Neuroscience aims to understand the brain, an organ that distinguishes human as a species, defines us as individuals, and provides the intellectual power with which we explore the world. Similar to systems studied in physics, where many properties emerge from the interactions of their components, the functions of the brain arise from the interactions of neurons. The fundamental computational units of the brain, neurons communicate with one another via microscopic structures called synapses, through which they form circuits and networks specializing in different mental functions.
To understand the brain mechanistically, we need methods that can monitor the physiological processes of single synapses as well as the activities of a large number of networked neurons. Just as physics has long employed optical methods to manipulate and probe matter on the scales from the infinitesimal to the immense, we develop optical tools to study the brain over multiple length scales, from single proteins therein to the entire brain itself. We aim at developing robust and versatile methods that make immediate impacts on brain research.
imaging the brain at diffraction-limited and super-resolved resolution
To image neurons and their networks in vivo, light has to travel through the brain, where its wavefront is distorted by refractive-index mismatches. The aberrated wavefront leads to an enlarged focal volume with reduced intensity, compromising image brightness, resolution and contrast. A few hundred microns below the surface of the brain, it is no longer possible to study neural computation with single synapse resolution. Using adaptive optics (AO) to measure and cancel out these aberrations, we demonstrated diffraction-limited imaging performance throughout mouse cortex.
We are now applying AO to other imaging modalities, including super-resolution microscopy. With resolutions at tens of nanometers, the application of super-resolution fluorescence microscopy has been limited to cultured cells and ultrathin tissue sections by aberrations. By combining AO with super-resolution techniques, we aim to study the structural and functional plasticity of neurons at super-resolution in vivo.
Imaging the brain at greater depth
Imaging depth in the mammalian brain is ultimately limited by light scattering. To image deep structures, currently the only viable option is microendoscopy, where a miniature probe is embedded in the brain for image relay. We systematically characterized microendoscopy performance and designed minimally invasive systems that allowed the chronic imaging of neurons down to 5.0 mm depth. We are now expanding microendoscopy applications to other modalities and systems.
imaging the brain at high speed

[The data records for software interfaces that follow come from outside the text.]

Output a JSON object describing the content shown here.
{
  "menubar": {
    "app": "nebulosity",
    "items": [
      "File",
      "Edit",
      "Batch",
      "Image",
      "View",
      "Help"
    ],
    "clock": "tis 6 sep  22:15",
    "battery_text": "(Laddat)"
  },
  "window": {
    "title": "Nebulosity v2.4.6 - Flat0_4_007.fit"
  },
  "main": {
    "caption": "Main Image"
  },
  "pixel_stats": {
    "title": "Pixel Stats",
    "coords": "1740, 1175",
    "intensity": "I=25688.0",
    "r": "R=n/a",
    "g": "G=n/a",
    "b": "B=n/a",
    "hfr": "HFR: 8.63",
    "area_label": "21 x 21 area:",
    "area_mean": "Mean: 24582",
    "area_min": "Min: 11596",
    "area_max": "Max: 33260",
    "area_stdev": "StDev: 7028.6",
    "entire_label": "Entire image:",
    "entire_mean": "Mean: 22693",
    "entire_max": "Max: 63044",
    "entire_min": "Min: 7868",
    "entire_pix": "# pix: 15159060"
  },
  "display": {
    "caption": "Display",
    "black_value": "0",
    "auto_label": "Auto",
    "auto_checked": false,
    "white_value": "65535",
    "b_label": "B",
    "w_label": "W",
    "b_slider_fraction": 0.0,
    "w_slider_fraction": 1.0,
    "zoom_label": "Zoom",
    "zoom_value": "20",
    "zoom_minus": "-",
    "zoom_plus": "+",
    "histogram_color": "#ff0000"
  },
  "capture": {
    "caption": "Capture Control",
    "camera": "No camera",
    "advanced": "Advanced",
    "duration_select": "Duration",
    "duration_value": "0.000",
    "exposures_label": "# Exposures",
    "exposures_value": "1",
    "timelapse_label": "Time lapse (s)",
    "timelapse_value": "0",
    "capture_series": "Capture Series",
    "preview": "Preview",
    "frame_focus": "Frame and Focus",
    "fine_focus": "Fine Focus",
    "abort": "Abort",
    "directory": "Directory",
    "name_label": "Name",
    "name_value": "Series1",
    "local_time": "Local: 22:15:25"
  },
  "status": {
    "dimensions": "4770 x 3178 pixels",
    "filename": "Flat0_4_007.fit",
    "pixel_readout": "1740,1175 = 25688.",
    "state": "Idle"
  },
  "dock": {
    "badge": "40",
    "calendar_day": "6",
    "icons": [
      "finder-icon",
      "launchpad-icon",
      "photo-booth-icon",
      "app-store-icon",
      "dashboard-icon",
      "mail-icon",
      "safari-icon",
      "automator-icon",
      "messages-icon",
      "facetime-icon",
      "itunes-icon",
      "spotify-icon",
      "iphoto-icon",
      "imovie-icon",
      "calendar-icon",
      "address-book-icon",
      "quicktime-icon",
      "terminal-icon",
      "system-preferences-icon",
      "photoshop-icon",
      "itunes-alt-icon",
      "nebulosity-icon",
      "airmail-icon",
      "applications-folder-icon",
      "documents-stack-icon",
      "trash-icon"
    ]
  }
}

To understand information processing in neurons and neural networks, we need to record neural activity at high rate throughout 3D volumes. Taking advantage of the fact that, during most in vivo brain imaging experiments, the structures of interest are stationary, we obtained volume information by scanning an axially extended focus in 2D. Using wavefront engineering to generate Bessel foci optimized to maintain high lateral resolution in vivo, we imaged the brains of a variety of species and demonstrated 30 Hz volumetric imaging of neurons and neural compartments with single synapse resolution. We are now working on further optimizing the performance of the Bessel focus scanning technology, to monitor neuronal activity throughout the depth of the primary visual cortex at ~2Hz.